If there is a need to use different vm.args or sys.config files, for example, in different locations to the ones provided by CouchDB, or you don’t want to edit the original files, the default locations may be changed by setting the COUCHDB_ARGS_FILE or COUCHDB_SYSCONFIG_FILE environment variables:

export COUCHDB_ARGS_FILE="/path/to/my/vm.args"
export COUCHDB_SYSCONFIG_FILE="/path/to/my/sys.config"

3.1.2. Parameter names and values

All parameter names are case-sensitive. Every parameter takes a value of one of five types: boolean, integer, string, tuple and proplist. Boolean values can be written as true or false.

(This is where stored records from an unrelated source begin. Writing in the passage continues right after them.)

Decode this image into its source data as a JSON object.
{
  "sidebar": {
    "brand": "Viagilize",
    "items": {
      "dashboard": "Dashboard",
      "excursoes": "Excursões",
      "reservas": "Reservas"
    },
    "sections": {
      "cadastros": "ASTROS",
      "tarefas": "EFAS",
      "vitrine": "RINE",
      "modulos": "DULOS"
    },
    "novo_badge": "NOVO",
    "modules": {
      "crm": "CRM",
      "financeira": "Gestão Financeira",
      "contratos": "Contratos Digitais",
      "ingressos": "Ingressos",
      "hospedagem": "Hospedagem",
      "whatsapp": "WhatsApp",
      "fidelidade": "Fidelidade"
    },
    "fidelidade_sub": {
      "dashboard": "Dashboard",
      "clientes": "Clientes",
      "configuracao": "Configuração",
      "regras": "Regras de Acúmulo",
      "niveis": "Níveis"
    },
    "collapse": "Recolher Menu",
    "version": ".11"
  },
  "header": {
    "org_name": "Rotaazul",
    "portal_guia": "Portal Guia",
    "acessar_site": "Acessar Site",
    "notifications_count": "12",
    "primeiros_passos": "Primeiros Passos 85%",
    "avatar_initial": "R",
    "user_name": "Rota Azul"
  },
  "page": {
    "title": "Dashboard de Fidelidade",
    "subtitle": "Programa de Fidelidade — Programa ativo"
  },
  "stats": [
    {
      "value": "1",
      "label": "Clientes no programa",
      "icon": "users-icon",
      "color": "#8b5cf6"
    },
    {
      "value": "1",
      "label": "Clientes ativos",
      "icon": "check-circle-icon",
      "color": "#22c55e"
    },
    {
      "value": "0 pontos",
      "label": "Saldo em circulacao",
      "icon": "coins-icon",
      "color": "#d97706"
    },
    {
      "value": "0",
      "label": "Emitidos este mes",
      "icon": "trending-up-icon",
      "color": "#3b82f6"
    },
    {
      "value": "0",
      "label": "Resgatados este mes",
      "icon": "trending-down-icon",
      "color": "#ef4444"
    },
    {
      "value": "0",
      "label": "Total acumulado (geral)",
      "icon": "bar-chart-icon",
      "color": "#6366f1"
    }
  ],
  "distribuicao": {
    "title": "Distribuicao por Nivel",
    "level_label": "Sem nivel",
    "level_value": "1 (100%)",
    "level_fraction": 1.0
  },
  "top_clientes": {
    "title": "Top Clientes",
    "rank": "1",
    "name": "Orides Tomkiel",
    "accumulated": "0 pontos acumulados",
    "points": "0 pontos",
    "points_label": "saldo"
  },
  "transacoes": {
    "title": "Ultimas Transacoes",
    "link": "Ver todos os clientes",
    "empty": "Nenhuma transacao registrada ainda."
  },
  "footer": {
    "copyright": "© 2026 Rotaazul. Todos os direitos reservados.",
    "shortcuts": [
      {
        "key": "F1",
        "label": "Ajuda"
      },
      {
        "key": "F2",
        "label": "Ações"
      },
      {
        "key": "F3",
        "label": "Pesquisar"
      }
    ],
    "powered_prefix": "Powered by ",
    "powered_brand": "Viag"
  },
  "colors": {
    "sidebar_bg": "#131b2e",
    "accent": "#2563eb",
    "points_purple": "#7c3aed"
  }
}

Parameters with value type of tuple or proplist are following the Erlang requirement for style and naming.

3.1.3. Setting parameters via the configuration file

Changed in version 3.3: added ability to have = in parameter names

Changed in version 3.3: removed the undocumented ability to have multi-line values.

The common way to set some parameters is to edit the local.ini file (location explained above).

For example:

; This is a comment
param = value ; inline comments are allowed

Each configuration file line may contains section definition, parameter specification, empty (space and newline characters only) or commented line. You can set up inline commentaries for sections or parameters.

The section defines group of parameters that are belongs to some specific CouchDB subsystem. For instance, httpd section holds not only HTTP server parameters, but also others that directly interacts with it.

The parameter specification contains two parts divided by the equal sign (=): the parameter name on the left side and the parameter value on the right one. The leading and following whitespace for = is an optional to improve configuration readability.

Since version 3.3 it’s possible to use = in parameter names, but only when the parameter and value are separated `` = , i.e. the equal sign is surrounded by at least one space on each side. This might be useful in the ``[jwt_keys] section, where base64 encoded keys may contain some = characters.

The semicolon (;) signals the start of a comment. Everything after this character is ignored by CouchDB.

After editing the configuration file, CouchDB should be restarted to apply any changes.

3.1.4. Setting parameters via the HTTP API

Alternatively, configuration parameters can be set via the HTTP API. This API allows changing CouchDB configuration on-the-fly without requiring a server restart:

curl -X PUT http://adm:pass@localhost:5984/_node/<name@host>/_config/uuids/algorithm -d '"random"'

The old parameter’s value is returned in the response:


You should be careful changing configuration via the HTTP API since it’s possible to make CouchDB unreachable, for example, by changing the chttpd/bind_address:

curl -X PUT http://adm:pass@localhost:5984/_node/<name@host>/_config/chttpd/bind_address -d '""'

If you make a typo or the specified IP address is not available from your network, CouchDB will be unreachable. The only way to resolve this will be to remote into the server, correct the config file, and restart CouchDB. To protect yourself against such accidents you may set the chttpd/config_whitelist of permitted configuration parameters for updates via the HTTP API. Once this option is set, further changes to non-whitelisted parameters must take place via the configuration file, and in most cases, will also require a server restart before taking effect.

3.1.5. Configuring the local node

While the HTTP API allows configuring all nodes in the cluster, as a convenience, you can use the literal string _local in place of the node name, to interact with the local node’s configuration. For example:

curl -X PUT http://adm:pass@localhost:5984/_node/_local/_config/uuids/algorithm -d '"random"'